*TO DO:*
What lines in the material hold the string "VolProf"? Return every one of them.

*RECORD EXCERPTS:*
┏━━

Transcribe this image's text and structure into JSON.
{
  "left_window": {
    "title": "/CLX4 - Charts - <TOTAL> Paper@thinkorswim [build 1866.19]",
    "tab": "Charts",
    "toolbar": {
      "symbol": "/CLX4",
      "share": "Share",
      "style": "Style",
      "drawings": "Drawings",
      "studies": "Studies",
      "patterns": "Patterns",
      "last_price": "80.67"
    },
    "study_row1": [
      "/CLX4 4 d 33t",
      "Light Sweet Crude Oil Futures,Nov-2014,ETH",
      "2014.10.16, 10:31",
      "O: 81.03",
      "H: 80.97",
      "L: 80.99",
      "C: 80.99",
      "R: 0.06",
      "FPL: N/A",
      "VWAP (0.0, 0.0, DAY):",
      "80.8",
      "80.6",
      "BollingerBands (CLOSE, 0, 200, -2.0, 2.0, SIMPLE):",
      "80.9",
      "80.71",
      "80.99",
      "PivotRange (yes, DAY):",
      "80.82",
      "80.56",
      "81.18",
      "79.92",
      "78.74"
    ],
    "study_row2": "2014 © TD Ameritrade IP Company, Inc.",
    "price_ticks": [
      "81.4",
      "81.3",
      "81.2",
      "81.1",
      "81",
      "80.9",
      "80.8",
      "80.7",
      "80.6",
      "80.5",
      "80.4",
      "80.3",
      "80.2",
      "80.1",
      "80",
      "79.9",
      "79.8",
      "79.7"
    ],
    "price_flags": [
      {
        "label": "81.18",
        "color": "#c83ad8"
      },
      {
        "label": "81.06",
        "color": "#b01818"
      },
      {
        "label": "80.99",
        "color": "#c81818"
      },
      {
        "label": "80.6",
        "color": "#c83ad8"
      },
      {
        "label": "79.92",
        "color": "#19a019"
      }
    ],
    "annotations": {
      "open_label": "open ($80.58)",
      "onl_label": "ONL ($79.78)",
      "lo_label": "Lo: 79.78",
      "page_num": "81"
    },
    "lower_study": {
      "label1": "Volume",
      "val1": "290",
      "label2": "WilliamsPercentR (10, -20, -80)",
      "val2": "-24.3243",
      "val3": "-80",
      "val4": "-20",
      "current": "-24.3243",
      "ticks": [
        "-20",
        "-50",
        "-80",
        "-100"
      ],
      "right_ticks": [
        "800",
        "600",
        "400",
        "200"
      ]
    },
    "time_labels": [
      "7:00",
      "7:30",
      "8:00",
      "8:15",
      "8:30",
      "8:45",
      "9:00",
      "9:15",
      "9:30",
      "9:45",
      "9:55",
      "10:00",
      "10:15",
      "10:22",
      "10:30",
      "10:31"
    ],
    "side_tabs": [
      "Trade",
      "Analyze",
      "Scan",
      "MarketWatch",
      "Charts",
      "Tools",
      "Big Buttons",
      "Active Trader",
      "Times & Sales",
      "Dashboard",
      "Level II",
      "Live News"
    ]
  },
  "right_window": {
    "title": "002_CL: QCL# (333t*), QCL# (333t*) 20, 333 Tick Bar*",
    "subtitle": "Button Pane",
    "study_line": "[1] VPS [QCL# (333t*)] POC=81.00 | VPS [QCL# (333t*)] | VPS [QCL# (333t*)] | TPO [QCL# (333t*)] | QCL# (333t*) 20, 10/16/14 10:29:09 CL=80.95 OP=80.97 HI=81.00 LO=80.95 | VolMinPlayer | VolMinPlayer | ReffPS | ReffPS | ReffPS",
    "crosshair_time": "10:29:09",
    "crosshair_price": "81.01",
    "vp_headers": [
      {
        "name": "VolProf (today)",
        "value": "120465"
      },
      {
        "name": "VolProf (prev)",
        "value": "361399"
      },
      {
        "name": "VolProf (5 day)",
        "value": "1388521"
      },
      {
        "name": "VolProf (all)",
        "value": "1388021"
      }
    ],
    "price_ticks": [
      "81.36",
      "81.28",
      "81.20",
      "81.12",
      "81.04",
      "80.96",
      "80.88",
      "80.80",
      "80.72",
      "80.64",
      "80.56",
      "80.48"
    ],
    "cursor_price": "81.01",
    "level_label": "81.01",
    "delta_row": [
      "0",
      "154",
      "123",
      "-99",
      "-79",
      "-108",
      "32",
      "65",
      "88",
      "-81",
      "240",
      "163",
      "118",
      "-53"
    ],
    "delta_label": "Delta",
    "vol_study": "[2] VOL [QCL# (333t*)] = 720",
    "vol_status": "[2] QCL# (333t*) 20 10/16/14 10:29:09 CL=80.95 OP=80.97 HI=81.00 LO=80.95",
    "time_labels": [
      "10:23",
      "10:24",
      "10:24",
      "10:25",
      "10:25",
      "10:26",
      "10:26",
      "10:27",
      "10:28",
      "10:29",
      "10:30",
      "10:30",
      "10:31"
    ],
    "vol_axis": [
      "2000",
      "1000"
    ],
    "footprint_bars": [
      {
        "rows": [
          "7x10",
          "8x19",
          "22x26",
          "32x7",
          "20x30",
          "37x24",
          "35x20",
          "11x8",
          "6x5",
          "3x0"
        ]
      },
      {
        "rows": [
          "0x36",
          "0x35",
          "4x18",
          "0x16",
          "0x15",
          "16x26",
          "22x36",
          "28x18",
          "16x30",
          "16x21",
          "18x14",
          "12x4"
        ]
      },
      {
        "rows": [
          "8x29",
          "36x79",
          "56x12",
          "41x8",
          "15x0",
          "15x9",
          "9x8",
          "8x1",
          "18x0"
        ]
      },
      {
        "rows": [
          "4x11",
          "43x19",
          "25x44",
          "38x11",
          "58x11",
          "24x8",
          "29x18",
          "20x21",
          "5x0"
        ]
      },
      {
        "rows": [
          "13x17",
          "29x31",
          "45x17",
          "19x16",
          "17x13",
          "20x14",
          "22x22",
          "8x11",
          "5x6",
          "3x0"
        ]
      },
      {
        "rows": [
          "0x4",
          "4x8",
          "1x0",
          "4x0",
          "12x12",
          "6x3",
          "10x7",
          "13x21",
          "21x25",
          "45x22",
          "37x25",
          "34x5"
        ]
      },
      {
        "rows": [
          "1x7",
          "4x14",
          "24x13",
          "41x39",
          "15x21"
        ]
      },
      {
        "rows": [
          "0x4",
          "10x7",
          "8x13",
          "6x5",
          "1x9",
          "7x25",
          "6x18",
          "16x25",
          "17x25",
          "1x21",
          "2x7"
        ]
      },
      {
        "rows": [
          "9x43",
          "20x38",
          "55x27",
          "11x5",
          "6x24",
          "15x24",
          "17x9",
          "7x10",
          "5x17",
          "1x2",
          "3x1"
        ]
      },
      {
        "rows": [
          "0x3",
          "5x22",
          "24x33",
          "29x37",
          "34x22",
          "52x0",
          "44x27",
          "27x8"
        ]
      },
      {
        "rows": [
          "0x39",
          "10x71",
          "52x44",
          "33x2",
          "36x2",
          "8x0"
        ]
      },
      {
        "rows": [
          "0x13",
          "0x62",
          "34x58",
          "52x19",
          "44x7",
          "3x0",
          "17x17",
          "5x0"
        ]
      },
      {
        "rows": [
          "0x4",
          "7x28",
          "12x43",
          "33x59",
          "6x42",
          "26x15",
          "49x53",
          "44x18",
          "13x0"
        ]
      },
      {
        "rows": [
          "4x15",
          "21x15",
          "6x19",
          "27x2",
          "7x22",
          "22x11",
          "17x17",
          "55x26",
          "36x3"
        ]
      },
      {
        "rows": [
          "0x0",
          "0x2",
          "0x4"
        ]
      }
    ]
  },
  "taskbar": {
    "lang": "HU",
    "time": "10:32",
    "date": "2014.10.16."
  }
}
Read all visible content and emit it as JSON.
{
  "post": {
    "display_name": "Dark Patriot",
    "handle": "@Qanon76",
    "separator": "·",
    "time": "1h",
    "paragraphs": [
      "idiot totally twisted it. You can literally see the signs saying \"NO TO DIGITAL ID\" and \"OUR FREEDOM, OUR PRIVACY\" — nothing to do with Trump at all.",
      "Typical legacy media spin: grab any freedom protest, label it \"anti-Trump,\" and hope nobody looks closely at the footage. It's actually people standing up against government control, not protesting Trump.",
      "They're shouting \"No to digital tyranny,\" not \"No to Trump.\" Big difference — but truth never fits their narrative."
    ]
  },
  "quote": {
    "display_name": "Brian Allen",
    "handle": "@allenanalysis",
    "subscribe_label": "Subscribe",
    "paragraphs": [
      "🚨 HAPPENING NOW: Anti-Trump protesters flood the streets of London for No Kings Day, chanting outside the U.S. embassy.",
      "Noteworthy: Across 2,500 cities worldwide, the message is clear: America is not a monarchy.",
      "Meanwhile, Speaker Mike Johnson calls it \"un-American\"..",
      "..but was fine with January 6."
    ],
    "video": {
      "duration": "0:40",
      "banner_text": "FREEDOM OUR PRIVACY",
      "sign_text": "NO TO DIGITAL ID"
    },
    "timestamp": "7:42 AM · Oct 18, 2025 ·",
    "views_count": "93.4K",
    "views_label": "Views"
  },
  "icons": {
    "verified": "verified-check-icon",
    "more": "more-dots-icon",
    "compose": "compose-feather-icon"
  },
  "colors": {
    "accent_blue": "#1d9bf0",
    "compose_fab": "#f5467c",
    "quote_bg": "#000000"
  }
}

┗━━

*ANSWER TO THE PROBLEM:*
        "name": "VolProf (today)",
        "name": "VolProf (prev)",
        "name": "VolProf (5 day)",
        "name": "VolProf (all)",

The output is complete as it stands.